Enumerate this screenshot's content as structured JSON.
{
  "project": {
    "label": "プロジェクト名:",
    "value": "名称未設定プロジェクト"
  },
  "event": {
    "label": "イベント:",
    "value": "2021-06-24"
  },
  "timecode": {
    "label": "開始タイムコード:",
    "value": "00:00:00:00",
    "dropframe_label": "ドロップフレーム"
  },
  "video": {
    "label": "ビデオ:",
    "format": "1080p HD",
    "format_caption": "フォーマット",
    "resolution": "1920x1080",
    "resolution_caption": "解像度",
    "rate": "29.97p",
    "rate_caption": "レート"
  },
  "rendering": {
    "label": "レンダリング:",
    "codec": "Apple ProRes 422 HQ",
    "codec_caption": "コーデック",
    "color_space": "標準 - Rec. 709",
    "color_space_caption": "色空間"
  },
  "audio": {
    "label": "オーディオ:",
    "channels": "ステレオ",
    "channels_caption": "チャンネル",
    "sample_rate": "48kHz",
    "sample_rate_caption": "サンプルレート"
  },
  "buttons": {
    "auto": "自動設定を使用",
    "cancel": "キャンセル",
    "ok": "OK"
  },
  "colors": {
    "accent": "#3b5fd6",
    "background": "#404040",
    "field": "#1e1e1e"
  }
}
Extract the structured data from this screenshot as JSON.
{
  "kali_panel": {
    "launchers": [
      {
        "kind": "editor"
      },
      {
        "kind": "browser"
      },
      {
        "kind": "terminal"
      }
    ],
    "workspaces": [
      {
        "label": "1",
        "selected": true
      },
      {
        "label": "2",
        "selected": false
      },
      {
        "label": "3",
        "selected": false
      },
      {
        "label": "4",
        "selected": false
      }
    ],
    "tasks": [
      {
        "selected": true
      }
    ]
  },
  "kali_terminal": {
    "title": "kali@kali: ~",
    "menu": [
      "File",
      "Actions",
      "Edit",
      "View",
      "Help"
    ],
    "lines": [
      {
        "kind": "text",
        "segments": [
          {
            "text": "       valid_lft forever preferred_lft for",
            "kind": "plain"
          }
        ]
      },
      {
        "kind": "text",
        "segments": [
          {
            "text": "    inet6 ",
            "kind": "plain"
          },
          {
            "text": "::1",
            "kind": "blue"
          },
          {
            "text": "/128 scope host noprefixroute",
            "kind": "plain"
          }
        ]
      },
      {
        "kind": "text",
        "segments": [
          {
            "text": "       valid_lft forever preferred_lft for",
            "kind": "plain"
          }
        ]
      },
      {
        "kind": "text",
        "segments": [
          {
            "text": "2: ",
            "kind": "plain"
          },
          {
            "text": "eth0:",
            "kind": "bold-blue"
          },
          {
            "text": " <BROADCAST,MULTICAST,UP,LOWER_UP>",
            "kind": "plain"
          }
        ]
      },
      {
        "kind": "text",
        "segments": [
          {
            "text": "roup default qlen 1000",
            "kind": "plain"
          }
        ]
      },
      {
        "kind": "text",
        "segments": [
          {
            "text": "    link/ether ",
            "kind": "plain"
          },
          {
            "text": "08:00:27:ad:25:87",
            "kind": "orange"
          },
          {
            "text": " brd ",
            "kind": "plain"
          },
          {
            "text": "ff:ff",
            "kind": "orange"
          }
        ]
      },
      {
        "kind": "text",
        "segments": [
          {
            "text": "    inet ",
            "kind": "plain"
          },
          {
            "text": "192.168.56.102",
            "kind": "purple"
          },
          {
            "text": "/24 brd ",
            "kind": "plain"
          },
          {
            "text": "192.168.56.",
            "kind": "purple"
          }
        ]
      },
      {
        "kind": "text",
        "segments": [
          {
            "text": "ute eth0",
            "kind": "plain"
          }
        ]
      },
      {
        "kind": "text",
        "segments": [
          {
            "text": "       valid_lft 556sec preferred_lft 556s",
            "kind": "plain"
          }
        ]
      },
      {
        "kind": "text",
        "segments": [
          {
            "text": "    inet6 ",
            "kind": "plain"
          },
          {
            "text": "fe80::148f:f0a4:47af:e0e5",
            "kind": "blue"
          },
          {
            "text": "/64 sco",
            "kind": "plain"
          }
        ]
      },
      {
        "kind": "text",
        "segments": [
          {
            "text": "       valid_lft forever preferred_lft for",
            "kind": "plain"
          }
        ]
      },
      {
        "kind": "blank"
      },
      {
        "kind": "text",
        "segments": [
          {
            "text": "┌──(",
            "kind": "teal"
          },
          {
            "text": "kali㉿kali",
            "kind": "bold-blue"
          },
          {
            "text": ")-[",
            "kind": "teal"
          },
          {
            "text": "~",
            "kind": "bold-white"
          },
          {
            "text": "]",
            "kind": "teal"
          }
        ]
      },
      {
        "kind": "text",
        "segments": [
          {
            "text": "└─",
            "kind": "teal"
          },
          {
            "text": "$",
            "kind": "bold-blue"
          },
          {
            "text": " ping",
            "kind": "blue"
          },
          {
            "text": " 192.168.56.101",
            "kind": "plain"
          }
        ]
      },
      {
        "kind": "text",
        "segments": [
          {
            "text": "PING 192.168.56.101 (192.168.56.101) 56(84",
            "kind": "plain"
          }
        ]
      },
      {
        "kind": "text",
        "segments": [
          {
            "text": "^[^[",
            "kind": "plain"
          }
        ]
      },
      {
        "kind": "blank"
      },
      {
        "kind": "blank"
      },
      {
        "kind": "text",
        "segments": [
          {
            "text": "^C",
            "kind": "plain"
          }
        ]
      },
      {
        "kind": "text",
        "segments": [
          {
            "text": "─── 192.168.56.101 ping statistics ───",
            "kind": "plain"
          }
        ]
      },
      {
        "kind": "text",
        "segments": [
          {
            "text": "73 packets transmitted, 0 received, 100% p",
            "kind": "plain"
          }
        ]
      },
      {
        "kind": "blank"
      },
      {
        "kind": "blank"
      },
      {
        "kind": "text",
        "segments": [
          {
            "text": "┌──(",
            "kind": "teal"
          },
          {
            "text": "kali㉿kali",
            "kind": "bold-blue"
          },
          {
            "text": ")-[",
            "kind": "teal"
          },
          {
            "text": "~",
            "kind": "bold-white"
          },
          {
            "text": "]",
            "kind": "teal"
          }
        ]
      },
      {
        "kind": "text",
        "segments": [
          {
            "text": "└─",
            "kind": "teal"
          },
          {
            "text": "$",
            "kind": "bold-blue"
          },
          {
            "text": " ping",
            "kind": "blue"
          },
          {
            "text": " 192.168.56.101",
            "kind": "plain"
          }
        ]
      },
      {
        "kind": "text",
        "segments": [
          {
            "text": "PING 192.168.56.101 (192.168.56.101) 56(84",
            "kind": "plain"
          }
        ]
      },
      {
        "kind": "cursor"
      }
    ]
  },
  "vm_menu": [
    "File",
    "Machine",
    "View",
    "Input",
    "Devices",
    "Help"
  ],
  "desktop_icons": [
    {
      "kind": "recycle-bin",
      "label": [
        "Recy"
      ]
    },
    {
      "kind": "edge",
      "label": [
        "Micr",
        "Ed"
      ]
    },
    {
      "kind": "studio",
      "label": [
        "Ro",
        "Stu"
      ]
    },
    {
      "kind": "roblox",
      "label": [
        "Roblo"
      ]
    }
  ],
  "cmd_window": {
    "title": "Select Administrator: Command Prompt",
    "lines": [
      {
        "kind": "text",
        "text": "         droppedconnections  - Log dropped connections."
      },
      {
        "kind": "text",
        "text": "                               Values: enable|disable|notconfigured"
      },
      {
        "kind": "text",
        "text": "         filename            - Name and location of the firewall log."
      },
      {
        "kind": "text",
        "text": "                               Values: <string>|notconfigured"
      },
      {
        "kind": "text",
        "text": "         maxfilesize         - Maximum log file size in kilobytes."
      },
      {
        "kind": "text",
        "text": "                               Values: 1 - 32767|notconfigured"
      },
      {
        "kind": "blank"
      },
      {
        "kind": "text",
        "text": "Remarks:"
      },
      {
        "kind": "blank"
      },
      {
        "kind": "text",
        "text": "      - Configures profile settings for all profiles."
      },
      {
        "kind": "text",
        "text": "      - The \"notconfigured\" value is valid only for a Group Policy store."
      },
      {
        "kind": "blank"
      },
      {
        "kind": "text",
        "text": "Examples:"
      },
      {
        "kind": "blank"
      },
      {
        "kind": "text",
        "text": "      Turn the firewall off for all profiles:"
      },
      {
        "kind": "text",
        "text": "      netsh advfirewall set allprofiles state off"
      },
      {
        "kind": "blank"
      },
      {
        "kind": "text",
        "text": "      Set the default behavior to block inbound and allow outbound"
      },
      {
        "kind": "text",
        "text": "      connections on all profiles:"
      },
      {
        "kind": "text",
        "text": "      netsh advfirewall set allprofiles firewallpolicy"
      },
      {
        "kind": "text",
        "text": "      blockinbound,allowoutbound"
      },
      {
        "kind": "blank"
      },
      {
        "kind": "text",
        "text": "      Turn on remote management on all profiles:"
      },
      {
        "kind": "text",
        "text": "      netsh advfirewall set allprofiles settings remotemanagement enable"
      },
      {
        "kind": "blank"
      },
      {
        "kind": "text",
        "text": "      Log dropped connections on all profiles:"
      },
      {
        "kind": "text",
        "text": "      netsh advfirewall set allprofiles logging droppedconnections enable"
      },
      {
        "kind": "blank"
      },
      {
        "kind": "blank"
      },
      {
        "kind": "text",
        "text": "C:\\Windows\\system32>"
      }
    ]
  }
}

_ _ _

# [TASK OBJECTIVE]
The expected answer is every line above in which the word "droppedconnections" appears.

# [COMPLETED TASK]
        "text": "         droppedconnections  - Log dropped connections."
        "text": "      netsh advfirewall set allprofiles logging droppedconnections enable"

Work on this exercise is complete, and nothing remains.